If a solar flare hadn't shifted the comet off course a week earlier, we'd be watching Fire Snake harmlessly pass Earth in a few days like it had since the beginning of time.

Petra and her brother Javier are prepared to go into a stasis pod. They will sleep for three hundred and eighty years and wake up ready to go to a new planet, named Sagan, where another ship has already gone to terraform. Scientists like Petra's parents will help set up life on the new settlement -- and Petra and Javier have custom programming that will go into their brains while in stasis, so they will wake up scientific experts as well.

As they go into stasis, Petra learns that her desired elective -- storytelling -- was overridden by her parents. She doesn't want to be a scientist. She wants to be a Cuentista like her grandmother.

Not everyone on the spaceship will be in stasis. The Monitors will spend their lives in space making sure that those in the pods are safe.

But something goes wrong from the very start when Petra is supposed to go to sleep. And when she wakes up, near the planet, she discovers the Collective has taken over. They expect her to answer to the name Zeta-1 and serve the Collective.

The story is compelling and beautifully written. But I had problems with it that I've had with other dystopian fiction. I couldn't get around my questions of why? Why would the Collective want to ban memories of earth and ban stories? The explanation given was that earth was a place of war and they were starting over, but I didn't buy it. I didn't think people leaving their home planet would want to forget everything.

I also couldn't really bring myself to believe in the magic technology that could reprogram brains -- and somehow didn't work on Petra. And Petra could make people remember despite that. So although I see the amazing craft in the book, I could never quite suspend my disbelief and really believe it would happen that way.

But it won the Newbery. So there are many people who didn't have any problem with those things.
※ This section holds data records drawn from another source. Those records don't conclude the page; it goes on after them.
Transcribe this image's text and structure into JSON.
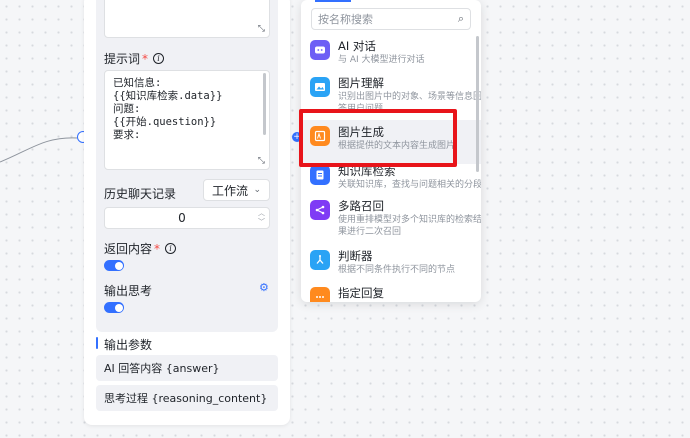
{
  "node": {
    "prompt_label": "提示词",
    "prompt_required": "*",
    "prompt_text": "已知信息:\n{{知识库检索.data}}\n问题:\n{{开始.question}}\n要求:",
    "history_label": "历史聊天记录",
    "history_select": "工作流",
    "history_value": "0",
    "return_label": "返回内容",
    "return_required": "*",
    "return_toggle": "on",
    "thinking_label": "输出思考",
    "thinking_toggle": "on",
    "output_params_label": "输出参数",
    "outputs": [
      "AI 回答内容 {answer}",
      "思考过程 {reasoning_content}"
    ]
  },
  "dropdown": {
    "search_placeholder": "按名称搜索",
    "items": [
      {
        "title": "AI 对话",
        "desc": "与 AI 大模型进行对话",
        "icon": "chat-bot-icon",
        "color": "#6d5ff5"
      },
      {
        "title": "图片理解",
        "desc": "识别出图片中的对象、场景等信息回答用户问题",
        "icon": "image-icon",
        "color": "#2aa3f5"
      },
      {
        "title": "图片生成",
        "desc": "根据提供的文本内容生成图片",
        "icon": "image-generate-icon",
        "color": "#ff8a1f"
      },
      {
        "title": "知识库检索",
        "desc": "关联知识库，查找与问题相关的分段",
        "icon": "knowledge-icon",
        "color": "#3370ff"
      },
      {
        "title": "多路召回",
        "desc": "使用重排模型对多个知识库的检索结果进行二次召回",
        "icon": "multi-recall-icon",
        "color": "#7f3bf5"
      },
      {
        "title": "判断器",
        "desc": "根据不同条件执行不同的节点",
        "icon": "branch-icon",
        "color": "#2aa3f5"
      },
      {
        "title": "指定回复",
        "desc": "",
        "icon": "reply-icon",
        "color": "#ff8a1f"
      }
    ]
  }
}
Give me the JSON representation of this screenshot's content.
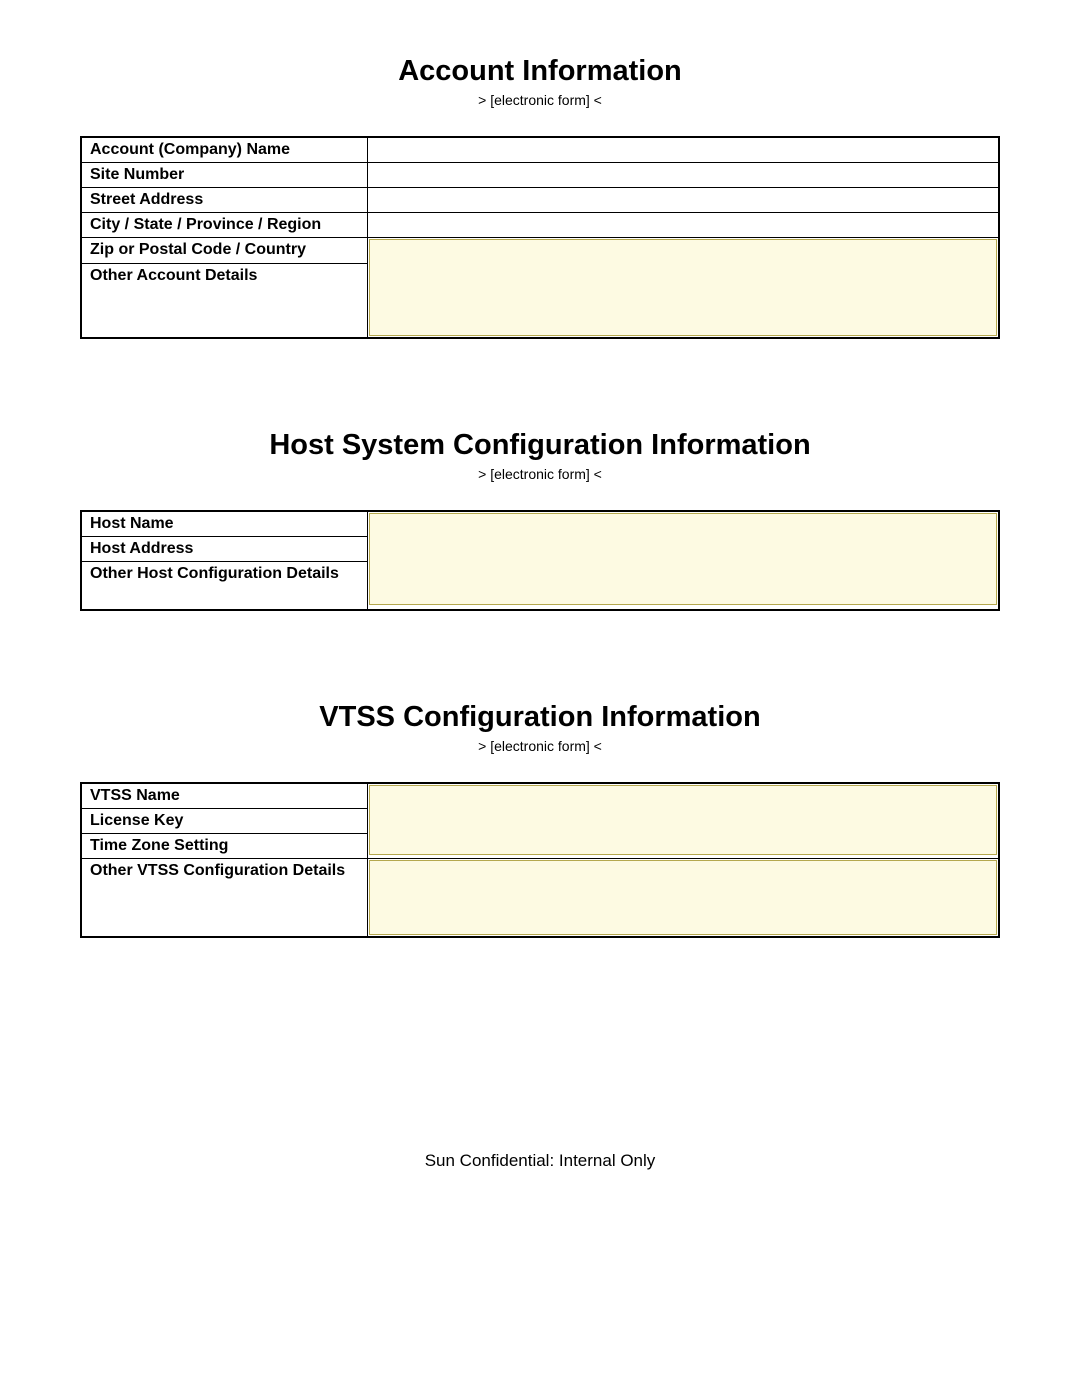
{
  "footer": "Sun Confidential: Internal Only",
  "subtitle": "> [electronic form] <",
  "sections": {
    "account": {
      "title": "Account Information",
      "rows": {
        "company": "Account (Company) Name",
        "site": "Site Number",
        "street": "Street Address",
        "city": "City / State / Province / Region",
        "zip": "Zip or Postal Code / Country",
        "other": "Other Account Details"
      }
    },
    "host": {
      "title": "Host System Configuration Information",
      "rows": {
        "name": "Host Name",
        "address": "Host Address",
        "other": "Other Host Configuration Details"
      }
    },
    "vtss": {
      "title": "VTSS Configuration Information",
      "rows": {
        "name": "VTSS Name",
        "license": "License Key",
        "tz": "Time Zone Setting",
        "other": "Other VTSS Configuration Details"
      }
    }
  }
}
Try it yourself! Read this beautiful story and then tell me what you think: Were you pulled into this tale of the last survivors of humankind?